Each month we ask a London expert to give us their Top 5 for a particular aspect of the capital. This month, London expert Laura Porter, goes in search of the oddest museums in the capital – and shares the quirks she uncovers.
Victorian classroom and family fun
What's it like? The very spot where Dr Barnardo started a school to provide poor children with a basic education and a good square meal... explore four floors of these canalside buildings, including the Victorian classroom and kitchen. It’s free to get in, and while the museum is open only on Wednesdays and Thursdays, during the school holidays you’ll find free activities on every floor. Plus there's also Sunday opening once a month for lessons in the Victorian classroom with a costumed teacher. Want to make a day of it? With Mile End Park next door, there’s plenty of space to picnic and run free – or walk along Regent’s Canal to the Queen Elizabeth Olympic Park.
Who goes there? Families for the free holiday activities, but anyone interested in Victorian London, heritage buildings and local history will find something to enjoy.
Why I love it: On my first visit I met volunteers who had worked there for over 20 years – and I could understand why. It just feels like home as everyone is so welcoming, plus there's always something new to do each holiday.
How to find it: Ragged School Museum, 46-50 Copperfield Road, London E3 4RR. Tel: 020 8980 6405
What's it like? This Georgian house, close to Trafalgar Square, offers architectural tours and – my recommendation – the 'Historical Experience'. Follow a costumed actor, and find out how they knew Franklin. There are video recordings to interact with too, but while the rooms are restored, they are mostly bare – so you only get to know the story of the house by listening to the performance. Be sure to play your part by holding your questions until the end of the tour when a museum assistant meets your group.
Who goes there? American visitors who want to see where Franklin lived.
Why I love it: It sounds such an odd way of seeing a building but it does work. Without the actor this would be just a fine example of a Georgian building – with the actor, you learn the story of a very interesting man.
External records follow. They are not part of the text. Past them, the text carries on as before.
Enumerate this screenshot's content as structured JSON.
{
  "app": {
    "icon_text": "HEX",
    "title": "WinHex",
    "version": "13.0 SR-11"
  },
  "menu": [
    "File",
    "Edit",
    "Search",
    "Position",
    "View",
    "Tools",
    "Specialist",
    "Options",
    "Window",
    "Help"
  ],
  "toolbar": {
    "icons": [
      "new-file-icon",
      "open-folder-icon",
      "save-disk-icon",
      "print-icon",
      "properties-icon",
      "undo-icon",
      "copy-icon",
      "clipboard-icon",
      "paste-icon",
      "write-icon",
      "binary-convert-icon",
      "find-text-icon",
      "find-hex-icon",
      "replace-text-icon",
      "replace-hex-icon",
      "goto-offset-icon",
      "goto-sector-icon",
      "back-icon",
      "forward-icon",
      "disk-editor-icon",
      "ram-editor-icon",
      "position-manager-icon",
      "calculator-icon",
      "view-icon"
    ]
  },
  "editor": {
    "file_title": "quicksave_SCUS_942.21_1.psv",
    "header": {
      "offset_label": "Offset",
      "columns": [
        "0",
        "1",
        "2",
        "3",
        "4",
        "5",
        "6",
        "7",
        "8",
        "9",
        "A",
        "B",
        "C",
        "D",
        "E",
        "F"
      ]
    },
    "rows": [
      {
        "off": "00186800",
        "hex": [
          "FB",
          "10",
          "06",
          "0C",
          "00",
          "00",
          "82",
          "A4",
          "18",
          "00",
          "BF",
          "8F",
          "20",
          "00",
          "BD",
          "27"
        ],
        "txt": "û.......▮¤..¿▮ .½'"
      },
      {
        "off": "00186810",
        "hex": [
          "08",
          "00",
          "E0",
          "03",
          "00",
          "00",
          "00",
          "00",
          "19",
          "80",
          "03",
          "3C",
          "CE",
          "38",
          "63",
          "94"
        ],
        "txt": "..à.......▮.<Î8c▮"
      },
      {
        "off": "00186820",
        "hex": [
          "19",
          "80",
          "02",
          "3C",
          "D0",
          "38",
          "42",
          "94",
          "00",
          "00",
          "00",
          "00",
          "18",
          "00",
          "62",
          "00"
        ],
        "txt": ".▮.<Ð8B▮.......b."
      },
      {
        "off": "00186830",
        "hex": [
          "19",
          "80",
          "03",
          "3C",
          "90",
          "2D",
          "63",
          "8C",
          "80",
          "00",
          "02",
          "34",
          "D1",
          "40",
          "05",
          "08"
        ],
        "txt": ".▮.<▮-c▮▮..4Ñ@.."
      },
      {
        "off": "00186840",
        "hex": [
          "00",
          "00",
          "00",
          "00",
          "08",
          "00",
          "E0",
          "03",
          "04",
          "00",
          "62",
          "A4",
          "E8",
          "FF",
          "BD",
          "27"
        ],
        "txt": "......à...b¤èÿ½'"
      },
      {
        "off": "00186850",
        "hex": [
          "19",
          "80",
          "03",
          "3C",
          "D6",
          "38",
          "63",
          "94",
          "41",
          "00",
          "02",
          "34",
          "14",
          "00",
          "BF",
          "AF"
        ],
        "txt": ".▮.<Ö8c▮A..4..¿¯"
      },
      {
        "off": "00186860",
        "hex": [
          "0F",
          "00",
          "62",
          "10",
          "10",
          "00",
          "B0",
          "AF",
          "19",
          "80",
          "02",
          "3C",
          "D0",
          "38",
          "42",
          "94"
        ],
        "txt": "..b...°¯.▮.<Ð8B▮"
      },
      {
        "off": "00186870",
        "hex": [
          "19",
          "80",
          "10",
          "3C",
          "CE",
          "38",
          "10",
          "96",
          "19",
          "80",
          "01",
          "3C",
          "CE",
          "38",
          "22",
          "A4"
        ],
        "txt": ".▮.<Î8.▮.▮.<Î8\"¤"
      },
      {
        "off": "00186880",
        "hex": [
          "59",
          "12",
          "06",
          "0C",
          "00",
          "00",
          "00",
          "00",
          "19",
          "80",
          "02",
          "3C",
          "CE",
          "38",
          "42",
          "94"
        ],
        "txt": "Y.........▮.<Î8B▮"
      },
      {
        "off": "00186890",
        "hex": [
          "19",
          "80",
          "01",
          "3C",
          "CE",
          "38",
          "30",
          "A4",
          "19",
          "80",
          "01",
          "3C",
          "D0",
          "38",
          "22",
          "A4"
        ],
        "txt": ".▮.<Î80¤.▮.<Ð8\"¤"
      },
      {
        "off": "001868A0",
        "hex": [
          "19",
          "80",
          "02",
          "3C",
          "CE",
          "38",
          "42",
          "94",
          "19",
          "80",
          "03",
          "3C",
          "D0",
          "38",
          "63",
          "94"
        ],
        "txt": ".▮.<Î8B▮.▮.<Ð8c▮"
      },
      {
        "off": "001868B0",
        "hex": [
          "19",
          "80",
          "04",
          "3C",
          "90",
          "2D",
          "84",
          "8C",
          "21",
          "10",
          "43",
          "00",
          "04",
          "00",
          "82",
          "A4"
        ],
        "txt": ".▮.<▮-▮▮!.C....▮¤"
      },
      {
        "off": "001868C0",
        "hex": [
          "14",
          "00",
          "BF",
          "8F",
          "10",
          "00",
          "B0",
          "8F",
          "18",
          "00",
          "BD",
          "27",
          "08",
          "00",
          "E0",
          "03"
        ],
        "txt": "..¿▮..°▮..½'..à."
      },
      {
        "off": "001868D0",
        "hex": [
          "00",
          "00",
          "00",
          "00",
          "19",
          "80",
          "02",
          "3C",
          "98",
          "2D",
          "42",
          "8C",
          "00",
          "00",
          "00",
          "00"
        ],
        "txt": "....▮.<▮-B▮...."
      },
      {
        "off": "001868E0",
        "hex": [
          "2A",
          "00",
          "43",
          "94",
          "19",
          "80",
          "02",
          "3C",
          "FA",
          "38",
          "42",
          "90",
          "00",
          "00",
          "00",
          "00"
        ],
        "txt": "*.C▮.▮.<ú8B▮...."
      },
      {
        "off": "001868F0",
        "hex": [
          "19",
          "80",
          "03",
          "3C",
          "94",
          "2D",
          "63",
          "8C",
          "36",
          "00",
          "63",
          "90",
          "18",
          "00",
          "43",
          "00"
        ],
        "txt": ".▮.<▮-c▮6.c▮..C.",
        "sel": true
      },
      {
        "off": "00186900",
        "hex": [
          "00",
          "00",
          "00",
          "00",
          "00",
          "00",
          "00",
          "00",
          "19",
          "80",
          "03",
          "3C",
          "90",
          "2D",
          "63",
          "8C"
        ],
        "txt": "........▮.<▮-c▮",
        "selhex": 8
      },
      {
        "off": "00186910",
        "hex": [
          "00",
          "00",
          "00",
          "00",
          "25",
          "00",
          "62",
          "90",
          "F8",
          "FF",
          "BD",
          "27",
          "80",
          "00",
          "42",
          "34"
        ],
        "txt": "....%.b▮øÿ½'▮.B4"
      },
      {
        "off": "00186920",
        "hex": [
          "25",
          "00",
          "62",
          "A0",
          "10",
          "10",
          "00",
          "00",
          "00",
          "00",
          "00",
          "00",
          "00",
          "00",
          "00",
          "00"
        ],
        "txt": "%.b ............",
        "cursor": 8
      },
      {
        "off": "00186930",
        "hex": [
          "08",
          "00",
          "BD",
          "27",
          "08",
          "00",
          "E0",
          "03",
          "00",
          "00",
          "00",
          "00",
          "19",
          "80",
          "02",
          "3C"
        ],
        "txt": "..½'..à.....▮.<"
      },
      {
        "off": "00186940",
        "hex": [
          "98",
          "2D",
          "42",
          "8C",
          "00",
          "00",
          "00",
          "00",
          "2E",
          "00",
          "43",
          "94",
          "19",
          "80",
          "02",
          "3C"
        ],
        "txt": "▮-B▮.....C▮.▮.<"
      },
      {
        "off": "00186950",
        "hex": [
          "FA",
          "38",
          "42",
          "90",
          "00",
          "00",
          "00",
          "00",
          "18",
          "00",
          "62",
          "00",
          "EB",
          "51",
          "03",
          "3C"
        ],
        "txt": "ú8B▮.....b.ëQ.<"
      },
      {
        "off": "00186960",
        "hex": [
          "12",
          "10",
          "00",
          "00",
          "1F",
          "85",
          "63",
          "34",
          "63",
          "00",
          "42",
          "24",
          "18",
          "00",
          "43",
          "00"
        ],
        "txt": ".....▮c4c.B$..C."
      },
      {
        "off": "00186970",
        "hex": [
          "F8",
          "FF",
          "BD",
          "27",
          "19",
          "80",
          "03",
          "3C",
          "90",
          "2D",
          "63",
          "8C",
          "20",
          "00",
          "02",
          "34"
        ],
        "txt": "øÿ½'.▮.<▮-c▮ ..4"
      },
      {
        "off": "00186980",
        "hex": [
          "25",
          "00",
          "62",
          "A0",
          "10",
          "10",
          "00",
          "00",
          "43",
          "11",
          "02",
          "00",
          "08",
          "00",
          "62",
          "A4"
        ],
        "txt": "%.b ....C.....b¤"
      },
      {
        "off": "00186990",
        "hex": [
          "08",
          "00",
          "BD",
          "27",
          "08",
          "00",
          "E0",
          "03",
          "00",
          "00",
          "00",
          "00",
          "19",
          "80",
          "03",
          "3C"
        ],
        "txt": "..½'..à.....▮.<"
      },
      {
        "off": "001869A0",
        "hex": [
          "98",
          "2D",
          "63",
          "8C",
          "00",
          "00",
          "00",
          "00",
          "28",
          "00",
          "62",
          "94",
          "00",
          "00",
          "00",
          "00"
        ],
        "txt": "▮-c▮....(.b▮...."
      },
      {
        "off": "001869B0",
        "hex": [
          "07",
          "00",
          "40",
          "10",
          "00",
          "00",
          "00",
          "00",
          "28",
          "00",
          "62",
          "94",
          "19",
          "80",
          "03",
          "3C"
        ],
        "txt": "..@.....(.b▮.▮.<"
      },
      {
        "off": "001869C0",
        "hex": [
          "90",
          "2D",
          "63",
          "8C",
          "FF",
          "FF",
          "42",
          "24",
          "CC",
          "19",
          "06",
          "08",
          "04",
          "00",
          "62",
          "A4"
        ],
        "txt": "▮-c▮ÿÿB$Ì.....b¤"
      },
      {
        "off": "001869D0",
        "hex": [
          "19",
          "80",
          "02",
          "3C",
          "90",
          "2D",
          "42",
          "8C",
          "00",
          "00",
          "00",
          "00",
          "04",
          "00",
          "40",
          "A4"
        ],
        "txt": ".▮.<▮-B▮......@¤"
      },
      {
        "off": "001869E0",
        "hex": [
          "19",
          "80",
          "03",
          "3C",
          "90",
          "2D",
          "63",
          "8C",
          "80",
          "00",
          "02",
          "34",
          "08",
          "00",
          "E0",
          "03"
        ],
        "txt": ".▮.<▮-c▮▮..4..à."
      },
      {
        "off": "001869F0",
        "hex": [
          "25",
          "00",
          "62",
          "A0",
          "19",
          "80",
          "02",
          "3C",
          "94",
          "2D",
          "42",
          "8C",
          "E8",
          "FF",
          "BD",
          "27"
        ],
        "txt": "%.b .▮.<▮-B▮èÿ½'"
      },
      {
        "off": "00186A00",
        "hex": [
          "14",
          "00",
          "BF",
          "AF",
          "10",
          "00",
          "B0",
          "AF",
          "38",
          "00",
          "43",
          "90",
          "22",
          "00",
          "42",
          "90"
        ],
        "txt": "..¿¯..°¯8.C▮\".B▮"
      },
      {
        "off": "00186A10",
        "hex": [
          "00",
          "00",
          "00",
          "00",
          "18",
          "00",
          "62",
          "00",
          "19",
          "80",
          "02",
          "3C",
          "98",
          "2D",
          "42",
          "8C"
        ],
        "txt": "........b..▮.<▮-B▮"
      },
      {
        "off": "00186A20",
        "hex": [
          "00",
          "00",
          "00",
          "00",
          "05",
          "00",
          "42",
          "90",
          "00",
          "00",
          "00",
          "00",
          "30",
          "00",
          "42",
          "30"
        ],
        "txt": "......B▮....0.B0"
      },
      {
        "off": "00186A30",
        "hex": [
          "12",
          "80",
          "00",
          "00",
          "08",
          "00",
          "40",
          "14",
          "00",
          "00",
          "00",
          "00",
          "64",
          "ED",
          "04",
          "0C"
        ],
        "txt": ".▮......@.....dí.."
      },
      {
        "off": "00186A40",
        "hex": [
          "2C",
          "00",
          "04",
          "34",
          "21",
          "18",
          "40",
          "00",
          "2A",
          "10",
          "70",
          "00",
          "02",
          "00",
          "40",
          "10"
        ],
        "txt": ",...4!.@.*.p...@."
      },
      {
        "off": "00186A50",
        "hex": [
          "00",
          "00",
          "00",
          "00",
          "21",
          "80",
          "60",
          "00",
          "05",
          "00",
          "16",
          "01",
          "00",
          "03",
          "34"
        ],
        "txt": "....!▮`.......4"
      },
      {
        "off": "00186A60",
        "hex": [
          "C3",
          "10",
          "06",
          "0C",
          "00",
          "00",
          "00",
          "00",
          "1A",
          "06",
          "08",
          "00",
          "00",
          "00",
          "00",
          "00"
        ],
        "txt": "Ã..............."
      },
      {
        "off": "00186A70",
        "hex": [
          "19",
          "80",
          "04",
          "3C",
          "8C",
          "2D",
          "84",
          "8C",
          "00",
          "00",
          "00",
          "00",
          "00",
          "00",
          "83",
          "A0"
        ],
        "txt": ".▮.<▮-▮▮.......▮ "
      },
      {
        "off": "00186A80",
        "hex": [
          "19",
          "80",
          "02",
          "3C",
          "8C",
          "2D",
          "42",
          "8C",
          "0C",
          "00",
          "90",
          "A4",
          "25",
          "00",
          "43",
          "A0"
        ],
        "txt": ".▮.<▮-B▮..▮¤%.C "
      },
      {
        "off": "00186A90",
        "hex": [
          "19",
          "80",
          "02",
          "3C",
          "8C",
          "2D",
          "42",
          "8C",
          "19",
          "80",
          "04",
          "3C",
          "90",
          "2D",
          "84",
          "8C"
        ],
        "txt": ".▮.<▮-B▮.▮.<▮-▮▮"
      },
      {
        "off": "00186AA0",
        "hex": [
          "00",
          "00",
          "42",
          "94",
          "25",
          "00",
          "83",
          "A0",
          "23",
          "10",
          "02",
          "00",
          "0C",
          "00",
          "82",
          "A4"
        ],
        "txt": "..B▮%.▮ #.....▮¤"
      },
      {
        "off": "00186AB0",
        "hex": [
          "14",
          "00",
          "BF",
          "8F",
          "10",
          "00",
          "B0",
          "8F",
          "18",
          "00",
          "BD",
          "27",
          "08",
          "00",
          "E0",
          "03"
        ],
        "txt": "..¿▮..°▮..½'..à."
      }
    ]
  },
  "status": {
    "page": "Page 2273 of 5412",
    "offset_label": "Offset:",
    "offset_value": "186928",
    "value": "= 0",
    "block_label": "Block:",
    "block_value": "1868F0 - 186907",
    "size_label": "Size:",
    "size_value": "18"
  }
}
How to find it: Benjamin Franklin House, 36 Craven St, London WC2N 5NF. Tel: 020 7925 1405
Secret Society's Collection
What's it like? Down a side road near Euston is The Magic Circle Headquarters. Join a 'Magic Circle Experience' tour and you'll see magic shows and go into the one-room Magic Circle Museum. All of the exhibits are in glass cabinets but your guide will point out the highlights, then let you explore. You’ll find film props, a recreated window of a Victorian London magic shop and magic show posters (one’s worth a reported £1 million). Bonus: look out for the cups and ball used by The Magic Circle's most famous member, Prince Charles.
Who goes there? Anyone with a love of magic and live entertainment. Sure, many will enjoy reliving childhood memories, but this is no archaic institution; new magicians join every year.
Why I love it: The feeling of entering a secret society and being allowed to see their most hallowed collection.
How to find it: The Magic Circle Headquarters, Centre for the Magic Arts, 12 Stephenson Way, London NW1 2HD. Tel: 020 7387 2222
What's it like? You can document social history in many ways, but how about looking at what most consider rubbish? Robert Opie has collected packaging for over 30 years, and he shows it's the everyday stuff which arouses the nostalgia – simple things like household goods and sweet wrappers which we can all relate to. Travel through the Time Tunnel, from Victorian times to the present day, for a unique trip down memory lane.
Who goes there? Old and young alike; you’ll either remember using the brands yourself, or simply enjoy seeing them for the first time.
Why I love it: It's those happy memories for me. We all miss favourite sweets or cans of pop – and here we can see them again.
How to find it: Museum of Brands, Packaging and Advertising, 111-117 Lancaster Road, London W11 1QT. Tel: 020 7243 9611
Glass jars full of specimens
What's it like? A university museum of zoology? Doesn’t grab you? Just step inside and you’ll discover wonders, like the rarest skeleton in the world (it's a Quagga – a type of South African zebra). Wherever you look you’ll find jars full of animal parts including the popular bisected heads. Venture into the cave-like Micrarium which has over 2,000 microscope slides lit up like an art exhibition. Even the wooden cabinets have a story to tell; they were used in the Great Exhibition of 1851. Bringing it right up to date are the iPads to leave your opinions and answer questions. Keep your eyes open for the glass jar of moles exhibit – it even has its own irreverent Twitter account
Who goes there? Not just the students. They have an active events programme including talks, drawing classes and family fun.
Why I love it: It's great that this place is open to the public – not kept just for UCL students. I like to sit at the tables and read the books left out.. I always notice something new.
How to find it: Grant Museum of Zoology, Rockefeller Building, University College London, 21 University Street, London WC1E 6DE. Tel: 020 3108 2052
Read more of Laura's London tips at aboutlondonlaura.com